Gather every line of the entries that includes the word "this".

┄┄┄┄┄┄┄┄┄┄┄┄┄┄┄┄┄┄┄┄

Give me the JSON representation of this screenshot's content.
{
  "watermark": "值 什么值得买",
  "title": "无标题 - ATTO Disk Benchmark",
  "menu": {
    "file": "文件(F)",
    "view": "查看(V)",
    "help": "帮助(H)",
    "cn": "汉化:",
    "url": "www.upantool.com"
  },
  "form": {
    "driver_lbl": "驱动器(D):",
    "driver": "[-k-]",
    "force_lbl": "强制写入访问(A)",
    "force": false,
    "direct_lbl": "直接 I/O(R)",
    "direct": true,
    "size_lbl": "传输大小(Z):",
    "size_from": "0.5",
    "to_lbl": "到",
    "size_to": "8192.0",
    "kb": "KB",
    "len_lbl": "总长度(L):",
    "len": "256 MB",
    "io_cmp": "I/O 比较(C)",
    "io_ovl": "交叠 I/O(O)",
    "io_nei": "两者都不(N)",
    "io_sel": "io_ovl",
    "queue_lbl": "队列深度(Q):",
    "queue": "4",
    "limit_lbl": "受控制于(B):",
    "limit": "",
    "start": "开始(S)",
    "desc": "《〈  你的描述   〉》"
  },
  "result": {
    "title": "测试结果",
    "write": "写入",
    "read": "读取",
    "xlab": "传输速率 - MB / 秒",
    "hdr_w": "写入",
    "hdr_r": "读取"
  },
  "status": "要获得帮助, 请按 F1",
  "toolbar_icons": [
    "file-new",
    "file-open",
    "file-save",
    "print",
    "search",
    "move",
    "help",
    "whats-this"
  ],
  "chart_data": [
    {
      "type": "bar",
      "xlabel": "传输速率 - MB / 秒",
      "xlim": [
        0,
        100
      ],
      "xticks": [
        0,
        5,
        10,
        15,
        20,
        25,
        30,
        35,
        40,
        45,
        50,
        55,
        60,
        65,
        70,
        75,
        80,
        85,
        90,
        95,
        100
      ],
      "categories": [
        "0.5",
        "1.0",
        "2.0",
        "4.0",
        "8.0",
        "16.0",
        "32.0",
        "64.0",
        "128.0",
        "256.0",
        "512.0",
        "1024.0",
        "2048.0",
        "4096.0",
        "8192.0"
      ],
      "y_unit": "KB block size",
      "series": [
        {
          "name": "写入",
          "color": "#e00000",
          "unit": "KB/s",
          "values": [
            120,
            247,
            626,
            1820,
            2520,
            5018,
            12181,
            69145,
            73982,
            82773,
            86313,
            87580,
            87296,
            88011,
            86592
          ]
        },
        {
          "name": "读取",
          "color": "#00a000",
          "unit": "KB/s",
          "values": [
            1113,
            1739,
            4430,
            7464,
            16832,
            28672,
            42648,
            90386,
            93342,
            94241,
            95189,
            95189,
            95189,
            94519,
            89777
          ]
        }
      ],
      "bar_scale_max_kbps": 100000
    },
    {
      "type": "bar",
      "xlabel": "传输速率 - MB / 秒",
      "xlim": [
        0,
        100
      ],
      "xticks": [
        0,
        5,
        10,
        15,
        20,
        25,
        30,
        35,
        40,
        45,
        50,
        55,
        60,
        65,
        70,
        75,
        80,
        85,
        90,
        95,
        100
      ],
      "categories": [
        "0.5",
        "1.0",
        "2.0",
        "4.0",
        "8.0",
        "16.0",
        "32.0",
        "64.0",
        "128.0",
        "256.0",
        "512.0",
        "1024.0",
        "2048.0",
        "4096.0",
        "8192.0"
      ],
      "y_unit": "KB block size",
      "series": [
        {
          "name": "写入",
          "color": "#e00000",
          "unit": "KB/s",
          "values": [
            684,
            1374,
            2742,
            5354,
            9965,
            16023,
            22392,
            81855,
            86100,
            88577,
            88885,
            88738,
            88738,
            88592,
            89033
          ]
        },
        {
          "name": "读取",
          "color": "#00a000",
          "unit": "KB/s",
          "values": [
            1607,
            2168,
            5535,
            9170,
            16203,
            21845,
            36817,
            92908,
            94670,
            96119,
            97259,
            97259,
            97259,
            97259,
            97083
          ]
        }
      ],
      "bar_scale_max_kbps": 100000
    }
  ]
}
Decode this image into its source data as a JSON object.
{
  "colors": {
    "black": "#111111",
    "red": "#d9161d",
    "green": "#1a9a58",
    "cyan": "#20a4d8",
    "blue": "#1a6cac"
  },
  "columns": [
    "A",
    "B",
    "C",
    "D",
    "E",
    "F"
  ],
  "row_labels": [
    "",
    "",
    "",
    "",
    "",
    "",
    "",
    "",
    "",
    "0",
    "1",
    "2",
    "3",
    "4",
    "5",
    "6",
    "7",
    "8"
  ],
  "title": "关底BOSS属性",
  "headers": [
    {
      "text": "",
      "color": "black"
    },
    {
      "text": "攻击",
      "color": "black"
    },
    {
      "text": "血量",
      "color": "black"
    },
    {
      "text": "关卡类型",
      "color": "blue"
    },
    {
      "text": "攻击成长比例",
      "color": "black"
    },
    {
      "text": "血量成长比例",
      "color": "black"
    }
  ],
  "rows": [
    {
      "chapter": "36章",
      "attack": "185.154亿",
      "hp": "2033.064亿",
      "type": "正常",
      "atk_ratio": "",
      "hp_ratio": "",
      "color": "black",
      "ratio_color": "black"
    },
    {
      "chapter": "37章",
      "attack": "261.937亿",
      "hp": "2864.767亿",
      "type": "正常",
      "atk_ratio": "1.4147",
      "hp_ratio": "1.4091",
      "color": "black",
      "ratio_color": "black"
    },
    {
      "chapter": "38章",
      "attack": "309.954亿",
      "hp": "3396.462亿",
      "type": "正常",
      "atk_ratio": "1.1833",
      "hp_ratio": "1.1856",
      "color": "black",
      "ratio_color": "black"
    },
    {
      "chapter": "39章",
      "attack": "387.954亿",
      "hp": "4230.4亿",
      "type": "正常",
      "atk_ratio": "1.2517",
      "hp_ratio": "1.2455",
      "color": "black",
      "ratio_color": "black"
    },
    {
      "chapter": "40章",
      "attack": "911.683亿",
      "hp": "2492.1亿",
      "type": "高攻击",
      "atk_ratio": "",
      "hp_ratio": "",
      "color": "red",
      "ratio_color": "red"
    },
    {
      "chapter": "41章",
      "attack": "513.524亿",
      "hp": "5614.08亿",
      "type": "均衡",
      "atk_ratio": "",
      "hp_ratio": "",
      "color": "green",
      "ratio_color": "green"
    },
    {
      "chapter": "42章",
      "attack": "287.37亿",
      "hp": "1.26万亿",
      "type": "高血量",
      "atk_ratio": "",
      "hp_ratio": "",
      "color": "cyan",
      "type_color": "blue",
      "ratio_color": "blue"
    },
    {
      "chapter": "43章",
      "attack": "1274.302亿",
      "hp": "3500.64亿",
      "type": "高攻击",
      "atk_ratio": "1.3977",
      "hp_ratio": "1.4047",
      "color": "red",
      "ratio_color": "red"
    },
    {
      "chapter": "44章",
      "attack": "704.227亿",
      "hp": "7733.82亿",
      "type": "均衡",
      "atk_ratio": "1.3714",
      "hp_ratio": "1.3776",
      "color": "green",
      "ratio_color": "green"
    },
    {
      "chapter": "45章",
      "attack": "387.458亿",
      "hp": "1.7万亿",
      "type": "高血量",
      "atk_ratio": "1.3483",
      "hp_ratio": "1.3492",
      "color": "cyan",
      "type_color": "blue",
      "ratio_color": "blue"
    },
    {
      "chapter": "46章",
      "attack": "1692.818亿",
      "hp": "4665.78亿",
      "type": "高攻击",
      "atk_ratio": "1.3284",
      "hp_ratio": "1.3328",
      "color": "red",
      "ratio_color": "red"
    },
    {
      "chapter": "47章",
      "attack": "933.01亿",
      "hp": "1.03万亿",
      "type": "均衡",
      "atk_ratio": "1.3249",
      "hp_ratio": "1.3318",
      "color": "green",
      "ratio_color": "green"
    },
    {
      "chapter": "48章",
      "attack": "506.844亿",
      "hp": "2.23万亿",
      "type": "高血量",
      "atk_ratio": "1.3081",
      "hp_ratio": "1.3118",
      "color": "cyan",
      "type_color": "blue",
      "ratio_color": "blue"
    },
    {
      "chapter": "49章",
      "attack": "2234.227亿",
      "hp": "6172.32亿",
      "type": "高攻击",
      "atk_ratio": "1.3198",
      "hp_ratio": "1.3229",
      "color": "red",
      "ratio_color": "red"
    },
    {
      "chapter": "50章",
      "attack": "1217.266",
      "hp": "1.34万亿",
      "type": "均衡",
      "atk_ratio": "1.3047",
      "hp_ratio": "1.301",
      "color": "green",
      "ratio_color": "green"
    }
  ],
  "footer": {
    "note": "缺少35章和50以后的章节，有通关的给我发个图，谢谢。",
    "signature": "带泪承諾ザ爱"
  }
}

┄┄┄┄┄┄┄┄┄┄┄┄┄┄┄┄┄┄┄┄

=== Solution to the problem ===
Give me the JSON representation of this screenshot's content.
    "whats-this"
Decode this image into its source data as a JSON object.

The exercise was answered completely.